1991 Pulitzer Prize, Spot News Photography, Greg Marinovich, Associated Press
Soweto. South Africa: Its not yet dawn when Greg Marinovich and Associated Press reporter Tom Cohen stumble onto a gunfight between supporters of the African National Congress and the predominantly Zulu Inkatha Freedom Party. A train pulls into a nearby station; a Zulu man, Lindsaye Tshabalala, disembarks. "He could have been returning from a night shift or making an early start to visit friends," says Marinovich.
ANC youths seize Tshabalaia. "They began to stone and stab him. I watched in shock as he fell to the ground." The assault intensifies; finally, "a man hauled out a massive, shiny Howie knife and stabbed hard into the victim's chest. My heart was racing and I had difficulty taking deep enough breaths. I called out 'Who is he?’ ‘What’s he done?’ A voice from the crowd replied. "He's an Inkatha spy."
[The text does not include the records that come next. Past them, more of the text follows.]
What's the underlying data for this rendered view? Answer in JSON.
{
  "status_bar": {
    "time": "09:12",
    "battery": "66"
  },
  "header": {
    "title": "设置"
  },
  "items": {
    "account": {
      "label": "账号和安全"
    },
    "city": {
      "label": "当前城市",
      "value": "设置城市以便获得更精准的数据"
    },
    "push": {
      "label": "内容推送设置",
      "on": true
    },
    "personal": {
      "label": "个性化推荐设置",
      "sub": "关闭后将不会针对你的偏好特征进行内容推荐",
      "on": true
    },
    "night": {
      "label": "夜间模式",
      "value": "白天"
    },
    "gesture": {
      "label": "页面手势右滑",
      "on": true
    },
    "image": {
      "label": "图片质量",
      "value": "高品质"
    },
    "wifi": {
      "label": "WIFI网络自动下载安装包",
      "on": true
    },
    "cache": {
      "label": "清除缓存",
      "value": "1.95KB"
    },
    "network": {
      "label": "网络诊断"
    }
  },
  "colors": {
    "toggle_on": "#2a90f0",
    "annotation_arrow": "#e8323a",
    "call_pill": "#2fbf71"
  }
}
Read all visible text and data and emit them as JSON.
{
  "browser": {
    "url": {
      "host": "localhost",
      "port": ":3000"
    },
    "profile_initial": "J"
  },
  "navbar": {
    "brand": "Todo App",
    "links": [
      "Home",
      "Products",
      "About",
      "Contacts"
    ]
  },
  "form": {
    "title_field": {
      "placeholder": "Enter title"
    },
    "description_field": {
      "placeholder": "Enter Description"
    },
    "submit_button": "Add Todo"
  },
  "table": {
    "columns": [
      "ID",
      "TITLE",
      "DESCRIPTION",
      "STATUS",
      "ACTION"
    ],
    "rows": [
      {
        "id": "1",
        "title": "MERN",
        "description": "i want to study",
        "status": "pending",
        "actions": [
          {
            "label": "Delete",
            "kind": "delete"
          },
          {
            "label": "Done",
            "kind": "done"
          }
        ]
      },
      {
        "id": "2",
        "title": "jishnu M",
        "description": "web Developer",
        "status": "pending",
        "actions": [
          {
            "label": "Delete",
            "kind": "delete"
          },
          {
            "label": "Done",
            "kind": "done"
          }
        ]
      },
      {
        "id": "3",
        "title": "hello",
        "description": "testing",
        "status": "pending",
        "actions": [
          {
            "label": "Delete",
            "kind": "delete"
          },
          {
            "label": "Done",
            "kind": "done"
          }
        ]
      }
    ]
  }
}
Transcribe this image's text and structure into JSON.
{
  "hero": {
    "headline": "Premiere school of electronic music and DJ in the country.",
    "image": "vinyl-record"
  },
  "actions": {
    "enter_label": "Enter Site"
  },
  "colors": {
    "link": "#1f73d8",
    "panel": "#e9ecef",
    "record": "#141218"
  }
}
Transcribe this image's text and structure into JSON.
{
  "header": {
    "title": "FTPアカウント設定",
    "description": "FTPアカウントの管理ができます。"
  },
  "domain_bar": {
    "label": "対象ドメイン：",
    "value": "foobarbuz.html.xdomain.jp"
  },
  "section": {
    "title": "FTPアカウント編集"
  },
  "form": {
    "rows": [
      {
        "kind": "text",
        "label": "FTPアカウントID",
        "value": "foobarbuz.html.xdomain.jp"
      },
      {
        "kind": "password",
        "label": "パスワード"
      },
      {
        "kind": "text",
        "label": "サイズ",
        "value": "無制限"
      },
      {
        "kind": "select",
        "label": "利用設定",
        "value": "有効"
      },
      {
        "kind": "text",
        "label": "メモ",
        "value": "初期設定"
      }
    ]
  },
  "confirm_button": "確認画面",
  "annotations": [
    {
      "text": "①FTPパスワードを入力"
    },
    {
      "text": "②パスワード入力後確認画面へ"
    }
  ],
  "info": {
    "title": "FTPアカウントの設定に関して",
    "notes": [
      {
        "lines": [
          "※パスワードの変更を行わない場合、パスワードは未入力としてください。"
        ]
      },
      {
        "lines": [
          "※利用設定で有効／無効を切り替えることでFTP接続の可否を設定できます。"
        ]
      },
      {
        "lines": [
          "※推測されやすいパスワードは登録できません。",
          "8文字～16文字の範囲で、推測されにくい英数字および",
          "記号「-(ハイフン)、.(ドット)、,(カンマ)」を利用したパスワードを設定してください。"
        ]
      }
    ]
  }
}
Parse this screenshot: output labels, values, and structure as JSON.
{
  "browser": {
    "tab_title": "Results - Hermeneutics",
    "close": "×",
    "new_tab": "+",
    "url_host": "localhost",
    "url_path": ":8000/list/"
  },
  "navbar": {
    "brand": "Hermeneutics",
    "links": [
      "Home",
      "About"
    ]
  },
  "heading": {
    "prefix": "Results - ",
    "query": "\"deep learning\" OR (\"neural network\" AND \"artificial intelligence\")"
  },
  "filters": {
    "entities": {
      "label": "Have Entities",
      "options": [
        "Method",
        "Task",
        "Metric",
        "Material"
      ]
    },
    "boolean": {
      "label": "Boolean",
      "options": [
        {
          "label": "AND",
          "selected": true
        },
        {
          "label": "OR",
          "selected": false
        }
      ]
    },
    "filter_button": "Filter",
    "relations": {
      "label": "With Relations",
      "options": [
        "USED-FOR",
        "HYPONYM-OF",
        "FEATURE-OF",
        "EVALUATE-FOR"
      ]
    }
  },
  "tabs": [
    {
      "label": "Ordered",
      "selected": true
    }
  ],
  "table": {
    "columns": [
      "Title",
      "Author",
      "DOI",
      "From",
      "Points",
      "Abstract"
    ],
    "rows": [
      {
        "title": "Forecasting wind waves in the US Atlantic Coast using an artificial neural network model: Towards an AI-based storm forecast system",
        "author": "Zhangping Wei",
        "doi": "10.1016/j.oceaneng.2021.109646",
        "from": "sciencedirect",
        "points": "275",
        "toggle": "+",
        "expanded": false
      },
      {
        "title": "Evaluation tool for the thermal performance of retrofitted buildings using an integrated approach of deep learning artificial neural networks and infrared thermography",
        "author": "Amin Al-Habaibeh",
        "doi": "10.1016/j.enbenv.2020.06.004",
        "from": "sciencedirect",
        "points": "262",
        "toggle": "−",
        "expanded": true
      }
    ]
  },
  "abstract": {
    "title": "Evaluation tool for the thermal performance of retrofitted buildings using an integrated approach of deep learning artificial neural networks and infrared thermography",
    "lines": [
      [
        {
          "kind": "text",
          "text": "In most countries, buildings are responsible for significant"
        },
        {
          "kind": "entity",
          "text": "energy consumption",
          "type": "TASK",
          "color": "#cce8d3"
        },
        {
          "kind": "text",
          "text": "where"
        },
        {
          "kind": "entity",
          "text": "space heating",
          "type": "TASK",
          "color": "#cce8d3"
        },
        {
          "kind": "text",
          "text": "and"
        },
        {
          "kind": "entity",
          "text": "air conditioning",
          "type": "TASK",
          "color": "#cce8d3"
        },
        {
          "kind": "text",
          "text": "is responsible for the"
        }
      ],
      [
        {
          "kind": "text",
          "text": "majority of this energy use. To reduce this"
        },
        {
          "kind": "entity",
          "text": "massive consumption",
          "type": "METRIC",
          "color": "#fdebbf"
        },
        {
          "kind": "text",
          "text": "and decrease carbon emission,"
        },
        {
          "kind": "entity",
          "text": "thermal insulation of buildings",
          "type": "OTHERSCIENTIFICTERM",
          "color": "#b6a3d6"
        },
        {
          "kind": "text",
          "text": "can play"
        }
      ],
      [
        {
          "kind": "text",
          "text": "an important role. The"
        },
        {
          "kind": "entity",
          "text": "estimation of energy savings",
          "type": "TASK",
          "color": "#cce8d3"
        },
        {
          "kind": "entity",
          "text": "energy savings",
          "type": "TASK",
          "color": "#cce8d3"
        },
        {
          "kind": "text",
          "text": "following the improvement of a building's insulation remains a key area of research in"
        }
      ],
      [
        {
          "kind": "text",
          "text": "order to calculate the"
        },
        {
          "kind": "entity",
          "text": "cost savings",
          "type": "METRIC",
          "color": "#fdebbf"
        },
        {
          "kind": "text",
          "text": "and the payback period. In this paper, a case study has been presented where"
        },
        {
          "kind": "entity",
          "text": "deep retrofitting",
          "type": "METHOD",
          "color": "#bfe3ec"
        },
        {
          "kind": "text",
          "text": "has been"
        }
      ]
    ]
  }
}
When Marinovich tries to argue, the attackers insist he stop taking pictures. Marinovich says, "I'll stop raking pictures when you stop killing him." The brutal attack continues. "For those crucial minutes, it was as if I lost my grasp of what was going on. The pictures I kept mechanically snapping off would later substitute for the events my memory could not recall."
The Zulu now lies motionless on the ground. Marinovich is momentarily drawn away by an attack on another man. "Suddenly, I heard a hollow 'whoof’ and women began to ululate in a celebration of victory. Dread filled me. The man I thought dead was running across the field below us. His body enveloped in flames. A bare-chested, barefoot man ran into view and swung a machete into the mans blazing skull as a frantic young boy fled from this vision of hell."
Marinovich makes it back to his car. "I pulled over and. closing my eyes, began to beat the steering wheel with my fists. I could finally scream."